App and web page records:

==============================

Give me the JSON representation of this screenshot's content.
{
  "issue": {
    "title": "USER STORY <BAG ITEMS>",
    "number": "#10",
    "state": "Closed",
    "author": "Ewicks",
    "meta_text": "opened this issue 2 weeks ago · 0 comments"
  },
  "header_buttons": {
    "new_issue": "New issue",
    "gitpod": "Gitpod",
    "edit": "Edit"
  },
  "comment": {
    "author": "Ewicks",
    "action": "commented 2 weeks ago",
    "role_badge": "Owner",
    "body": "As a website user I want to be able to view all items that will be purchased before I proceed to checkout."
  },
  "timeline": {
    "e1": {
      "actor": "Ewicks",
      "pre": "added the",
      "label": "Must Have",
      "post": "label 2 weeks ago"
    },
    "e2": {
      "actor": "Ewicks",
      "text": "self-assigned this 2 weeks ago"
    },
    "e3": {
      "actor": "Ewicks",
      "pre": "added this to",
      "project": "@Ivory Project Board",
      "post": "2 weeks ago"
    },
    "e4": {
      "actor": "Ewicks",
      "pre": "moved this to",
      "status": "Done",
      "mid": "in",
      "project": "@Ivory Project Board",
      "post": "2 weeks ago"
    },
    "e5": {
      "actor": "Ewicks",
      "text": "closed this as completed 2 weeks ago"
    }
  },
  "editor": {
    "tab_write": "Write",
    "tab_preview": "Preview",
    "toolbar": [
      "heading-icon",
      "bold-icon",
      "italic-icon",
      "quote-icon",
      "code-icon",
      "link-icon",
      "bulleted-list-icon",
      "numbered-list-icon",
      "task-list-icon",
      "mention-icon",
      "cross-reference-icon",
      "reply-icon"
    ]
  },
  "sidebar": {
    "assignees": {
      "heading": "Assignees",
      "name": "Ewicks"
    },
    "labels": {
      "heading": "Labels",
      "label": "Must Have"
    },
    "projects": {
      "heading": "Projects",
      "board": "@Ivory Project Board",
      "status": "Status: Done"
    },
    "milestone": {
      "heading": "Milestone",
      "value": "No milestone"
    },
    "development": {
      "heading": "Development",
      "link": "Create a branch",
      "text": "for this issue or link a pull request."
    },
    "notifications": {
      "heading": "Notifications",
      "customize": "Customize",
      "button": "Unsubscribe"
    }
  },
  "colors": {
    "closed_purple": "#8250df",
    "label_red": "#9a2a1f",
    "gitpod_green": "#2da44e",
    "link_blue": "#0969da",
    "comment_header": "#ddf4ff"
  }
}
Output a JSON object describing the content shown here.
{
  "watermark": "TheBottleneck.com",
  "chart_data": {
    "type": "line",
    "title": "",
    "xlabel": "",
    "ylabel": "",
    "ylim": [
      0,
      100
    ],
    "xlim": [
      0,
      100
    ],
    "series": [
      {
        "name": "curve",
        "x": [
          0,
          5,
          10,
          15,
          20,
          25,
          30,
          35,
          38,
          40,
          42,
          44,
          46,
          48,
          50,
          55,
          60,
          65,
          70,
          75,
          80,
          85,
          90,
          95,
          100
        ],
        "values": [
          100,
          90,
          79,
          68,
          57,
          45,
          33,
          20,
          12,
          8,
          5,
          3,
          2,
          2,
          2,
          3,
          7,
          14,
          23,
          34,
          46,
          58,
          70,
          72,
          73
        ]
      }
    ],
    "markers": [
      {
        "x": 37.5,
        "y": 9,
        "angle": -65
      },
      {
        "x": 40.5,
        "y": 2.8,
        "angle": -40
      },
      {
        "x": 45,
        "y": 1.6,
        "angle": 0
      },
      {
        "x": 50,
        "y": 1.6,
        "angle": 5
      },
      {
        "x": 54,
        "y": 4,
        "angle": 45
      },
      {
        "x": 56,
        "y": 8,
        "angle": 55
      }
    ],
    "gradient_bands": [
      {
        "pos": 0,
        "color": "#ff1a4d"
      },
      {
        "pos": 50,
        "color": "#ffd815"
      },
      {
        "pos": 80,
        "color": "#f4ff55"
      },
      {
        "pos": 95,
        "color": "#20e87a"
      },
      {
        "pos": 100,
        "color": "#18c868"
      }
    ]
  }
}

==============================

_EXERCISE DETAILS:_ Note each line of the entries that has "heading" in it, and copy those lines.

_WRITTEN SOLUTION:_
      "heading-icon",
      "heading": "Assignees",
      "heading": "Labels",
      "heading": "Projects",
      "heading": "Milestone",
      "heading": "Development",
      "heading": "Notifications",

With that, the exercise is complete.